▶ [ACTIVITY]: Once you have read the data below, print all of it exactly.
INFORMATION SUPPLIED Start Marker
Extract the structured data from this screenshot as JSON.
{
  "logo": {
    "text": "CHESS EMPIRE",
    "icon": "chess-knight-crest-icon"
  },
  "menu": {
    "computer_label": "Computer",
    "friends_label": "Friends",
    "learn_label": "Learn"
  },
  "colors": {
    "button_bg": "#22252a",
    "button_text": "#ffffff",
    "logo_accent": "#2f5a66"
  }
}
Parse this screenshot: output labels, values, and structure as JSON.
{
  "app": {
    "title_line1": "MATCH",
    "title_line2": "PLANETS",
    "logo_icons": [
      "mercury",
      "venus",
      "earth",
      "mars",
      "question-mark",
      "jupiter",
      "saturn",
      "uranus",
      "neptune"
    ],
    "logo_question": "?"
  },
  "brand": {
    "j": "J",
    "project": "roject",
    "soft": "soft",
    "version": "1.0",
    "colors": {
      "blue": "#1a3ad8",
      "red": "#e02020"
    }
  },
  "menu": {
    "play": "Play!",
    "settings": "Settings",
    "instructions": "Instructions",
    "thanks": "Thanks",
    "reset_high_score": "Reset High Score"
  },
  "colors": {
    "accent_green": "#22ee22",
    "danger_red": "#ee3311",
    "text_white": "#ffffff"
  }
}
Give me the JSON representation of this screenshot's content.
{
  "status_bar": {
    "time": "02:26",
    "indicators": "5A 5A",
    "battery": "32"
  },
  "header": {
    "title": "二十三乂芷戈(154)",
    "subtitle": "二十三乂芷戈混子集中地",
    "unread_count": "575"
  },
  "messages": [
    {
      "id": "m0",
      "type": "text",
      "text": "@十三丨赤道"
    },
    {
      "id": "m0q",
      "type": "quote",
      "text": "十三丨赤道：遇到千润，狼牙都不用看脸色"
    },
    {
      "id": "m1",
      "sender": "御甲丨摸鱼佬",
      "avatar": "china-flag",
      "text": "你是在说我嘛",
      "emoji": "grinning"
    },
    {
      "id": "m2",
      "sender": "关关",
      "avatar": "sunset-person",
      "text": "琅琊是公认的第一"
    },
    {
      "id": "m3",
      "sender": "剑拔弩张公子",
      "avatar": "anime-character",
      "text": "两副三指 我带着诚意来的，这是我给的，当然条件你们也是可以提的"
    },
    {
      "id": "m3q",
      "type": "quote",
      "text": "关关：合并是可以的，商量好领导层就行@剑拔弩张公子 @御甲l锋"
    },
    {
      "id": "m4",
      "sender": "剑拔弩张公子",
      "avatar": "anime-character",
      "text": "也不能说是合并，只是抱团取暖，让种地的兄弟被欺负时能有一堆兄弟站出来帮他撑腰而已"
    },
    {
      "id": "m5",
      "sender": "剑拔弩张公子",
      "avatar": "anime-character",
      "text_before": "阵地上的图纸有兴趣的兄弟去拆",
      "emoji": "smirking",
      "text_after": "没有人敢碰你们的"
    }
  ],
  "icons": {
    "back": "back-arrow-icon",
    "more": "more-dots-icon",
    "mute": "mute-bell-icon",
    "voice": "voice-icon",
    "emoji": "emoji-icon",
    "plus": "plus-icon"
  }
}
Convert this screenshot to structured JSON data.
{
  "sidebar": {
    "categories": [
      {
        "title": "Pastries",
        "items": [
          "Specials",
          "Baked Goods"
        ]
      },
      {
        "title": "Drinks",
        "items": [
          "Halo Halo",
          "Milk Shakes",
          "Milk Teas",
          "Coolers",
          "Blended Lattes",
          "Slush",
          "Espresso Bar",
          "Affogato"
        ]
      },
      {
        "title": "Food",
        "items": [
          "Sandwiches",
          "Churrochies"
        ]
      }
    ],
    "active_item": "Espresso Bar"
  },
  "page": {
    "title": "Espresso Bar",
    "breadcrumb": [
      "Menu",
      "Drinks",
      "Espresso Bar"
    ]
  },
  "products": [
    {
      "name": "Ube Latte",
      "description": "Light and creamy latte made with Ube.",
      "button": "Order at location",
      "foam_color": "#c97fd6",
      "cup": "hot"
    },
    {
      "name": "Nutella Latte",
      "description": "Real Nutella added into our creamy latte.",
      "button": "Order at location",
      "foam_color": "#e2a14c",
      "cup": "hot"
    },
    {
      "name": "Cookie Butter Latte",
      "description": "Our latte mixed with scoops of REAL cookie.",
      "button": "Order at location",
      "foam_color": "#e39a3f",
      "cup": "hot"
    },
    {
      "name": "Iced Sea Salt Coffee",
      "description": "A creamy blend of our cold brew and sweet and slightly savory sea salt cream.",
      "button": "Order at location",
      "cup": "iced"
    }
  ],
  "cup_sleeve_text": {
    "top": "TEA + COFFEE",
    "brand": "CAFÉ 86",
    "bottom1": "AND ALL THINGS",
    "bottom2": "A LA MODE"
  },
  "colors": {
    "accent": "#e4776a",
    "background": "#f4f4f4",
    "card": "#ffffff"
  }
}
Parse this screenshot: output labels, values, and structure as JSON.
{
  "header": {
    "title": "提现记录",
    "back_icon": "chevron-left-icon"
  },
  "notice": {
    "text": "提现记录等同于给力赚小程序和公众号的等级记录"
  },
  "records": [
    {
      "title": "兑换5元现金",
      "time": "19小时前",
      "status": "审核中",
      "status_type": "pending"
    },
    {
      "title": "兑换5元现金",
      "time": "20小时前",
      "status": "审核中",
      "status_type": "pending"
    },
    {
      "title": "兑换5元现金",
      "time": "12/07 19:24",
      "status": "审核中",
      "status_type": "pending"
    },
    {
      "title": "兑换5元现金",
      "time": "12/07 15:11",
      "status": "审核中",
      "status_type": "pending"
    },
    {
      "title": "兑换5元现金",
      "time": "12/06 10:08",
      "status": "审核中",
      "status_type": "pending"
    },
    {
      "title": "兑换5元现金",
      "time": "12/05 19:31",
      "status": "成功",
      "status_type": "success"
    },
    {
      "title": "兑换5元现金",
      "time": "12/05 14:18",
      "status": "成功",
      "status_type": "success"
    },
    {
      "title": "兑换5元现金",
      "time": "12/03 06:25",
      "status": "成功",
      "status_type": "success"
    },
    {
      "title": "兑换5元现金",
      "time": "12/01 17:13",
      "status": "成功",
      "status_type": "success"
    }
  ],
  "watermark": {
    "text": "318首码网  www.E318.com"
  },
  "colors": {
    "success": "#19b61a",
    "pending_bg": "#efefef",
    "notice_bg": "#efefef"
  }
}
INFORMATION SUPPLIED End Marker
▶ [SOLVED EXERCISE]:
Extract the structured data from this screenshot as JSON.
{
  "logo": {
    "text": "CHESS EMPIRE",
    "icon": "chess-knight-crest-icon"
  },
  "menu": {
    "computer_label": "Computer",
    "friends_label": "Friends",
    "learn_label": "Learn"
  },
  "colors": {
    "button_bg": "#22252a",
    "button_text": "#ffffff",
    "logo_accent": "#2f5a66"
  }
}
Parse this screenshot: output labels, values, and structure as JSON.
{
  "app": {
    "title_line1": "MATCH",
    "title_line2": "PLANETS",
    "logo_icons": [
      "mercury",
      "venus",
      "earth",
      "mars",
      "question-mark",
      "jupiter",
      "saturn",
      "uranus",
      "neptune"
    ],
    "logo_question": "?"
  },
  "brand": {
    "j": "J",
    "project": "roject",
    "soft": "soft",
    "version": "1.0",
    "colors": {
      "blue": "#1a3ad8",
      "red": "#e02020"
    }
  },
  "menu": {
    "play": "Play!",
    "settings": "Settings",
    "instructions": "Instructions",
    "thanks": "Thanks",
    "reset_high_score": "Reset High Score"
  },
  "colors": {
    "accent_green": "#22ee22",
    "danger_red": "#ee3311",
    "text_white": "#ffffff"
  }
}
Give me the JSON representation of this screenshot's content.
{
  "status_bar": {
    "time": "02:26",
    "indicators": "5A 5A",
    "battery": "32"
  },
  "header": {
    "title": "二十三乂芷戈(154)",
    "subtitle": "二十三乂芷戈混子集中地",
    "unread_count": "575"
  },
  "messages": [
    {
      "id": "m0",
      "type": "text",
      "text": "@十三丨赤道"
    },
    {
      "id": "m0q",
      "type": "quote",
      "text": "十三丨赤道：遇到千润，狼牙都不用看脸色"
    },
    {
      "id": "m1",
      "sender": "御甲丨摸鱼佬",
      "avatar": "china-flag",
      "text": "你是在说我嘛",
      "emoji": "grinning"
    },
    {
      "id": "m2",
      "sender": "关关",
      "avatar": "sunset-person",
      "text": "琅琊是公认的第一"
    },
    {
      "id": "m3",
      "sender": "剑拔弩张公子",
      "avatar": "anime-character",
      "text": "两副三指 我带着诚意来的，这是我给的，当然条件你们也是可以提的"
    },
    {
      "id": "m3q",
      "type": "quote",
      "text": "关关：合并是可以的，商量好领导层就行@剑拔弩张公子 @御甲l锋"
    },
    {
      "id": "m4",
      "sender": "剑拔弩张公子",
      "avatar": "anime-character",
      "text": "也不能说是合并，只是抱团取暖，让种地的兄弟被欺负时能有一堆兄弟站出来帮他撑腰而已"
    },
    {
      "id": "m5",
      "sender": "剑拔弩张公子",
      "avatar": "anime-character",
      "text_before": "阵地上的图纸有兴趣的兄弟去拆",
      "emoji": "smirking",
      "text_after": "没有人敢碰你们的"
    }
  ],
  "icons": {
    "back": "back-arrow-icon",
    "more": "more-dots-icon",
    "mute": "mute-bell-icon",
    "voice": "voice-icon",
    "emoji": "emoji-icon",
    "plus": "plus-icon"
  }
}
Convert this screenshot to structured JSON data.
{
  "sidebar": {
    "categories": [
      {
        "title": "Pastries",
        "items": [
          "Specials",
          "Baked Goods"
        ]
      },
      {
        "title": "Drinks",
        "items": [
          "Halo Halo",
          "Milk Shakes",
          "Milk Teas",
          "Coolers",
          "Blended Lattes",
          "Slush",
          "Espresso Bar",
          "Affogato"
        ]
      },
      {
        "title": "Food",
        "items": [
          "Sandwiches",
          "Churrochies"
        ]
      }
    ],
    "active_item": "Espresso Bar"
  },
  "page": {
    "title": "Espresso Bar",
    "breadcrumb": [
      "Menu",
      "Drinks",
      "Espresso Bar"
    ]
  },
  "products": [
    {
      "name": "Ube Latte",
      "description": "Light and creamy latte made with Ube.",
      "button": "Order at location",
      "foam_color": "#c97fd6",
      "cup": "hot"
    },
    {
      "name": "Nutella Latte",
      "description": "Real Nutella added into our creamy latte.",
      "button": "Order at location",
      "foam_color": "#e2a14c",
      "cup": "hot"
    },
    {
      "name": "Cookie Butter Latte",
      "description": "Our latte mixed with scoops of REAL cookie.",
      "button": "Order at location",
      "foam_color": "#e39a3f",
      "cup": "hot"
    },
    {
      "name": "Iced Sea Salt Coffee",
      "description": "A creamy blend of our cold brew and sweet and slightly savory sea salt cream.",
      "button": "Order at location",
      "cup": "iced"
    }
  ],
  "cup_sleeve_text": {
    "top": "TEA + COFFEE",
    "brand": "CAFÉ 86",
    "bottom1": "AND ALL THINGS",
    "bottom2": "A LA MODE"
  },
  "colors": {
    "accent": "#e4776a",
    "background": "#f4f4f4",
    "card": "#ffffff"
  }
}
Parse this screenshot: output labels, values, and structure as JSON.
{
  "header": {
    "title": "提现记录",
    "back_icon": "chevron-left-icon"
  },
  "notice": {
    "text": "提现记录等同于给力赚小程序和公众号的等级记录"
  },
  "records": [
    {
      "title": "兑换5元现金",
      "time": "19小时前",
      "status": "审核中",
      "status_type": "pending"
    },
    {
      "title": "兑换5元现金",
      "time": "20小时前",
      "status": "审核中",
      "status_type": "pending"
    },
    {
      "title": "兑换5元现金",
      "time": "12/07 19:24",
      "status": "审核中",
      "status_type": "pending"
    },
    {
      "title": "兑换5元现金",
      "time": "12/07 15:11",
      "status": "审核中",
      "status_type": "pending"
    },
    {
      "title": "兑换5元现金",
      "time": "12/06 10:08",
      "status": "审核中",
      "status_type": "pending"
    },
    {
      "title": "兑换5元现金",
      "time": "12/05 19:31",
      "status": "成功",
      "status_type": "success"
    },
    {
      "title": "兑换5元现金",
      "time": "12/05 14:18",
      "status": "成功",
      "status_type": "success"
    },
    {
      "title": "兑换5元现金",
      "time": "12/03 06:25",
      "status": "成功",
      "status_type": "success"
    },
    {
      "title": "兑换5元现金",
      "time": "12/01 17:13",
      "status": "成功",
      "status_type": "success"
    }
  ],
  "watermark": {
    "text": "318首码网  www.E318.com"
  },
  "colors": {
    "success": "#19b61a",
    "pending_bg": "#efefef",
    "notice_bg": "#efefef"
  }
}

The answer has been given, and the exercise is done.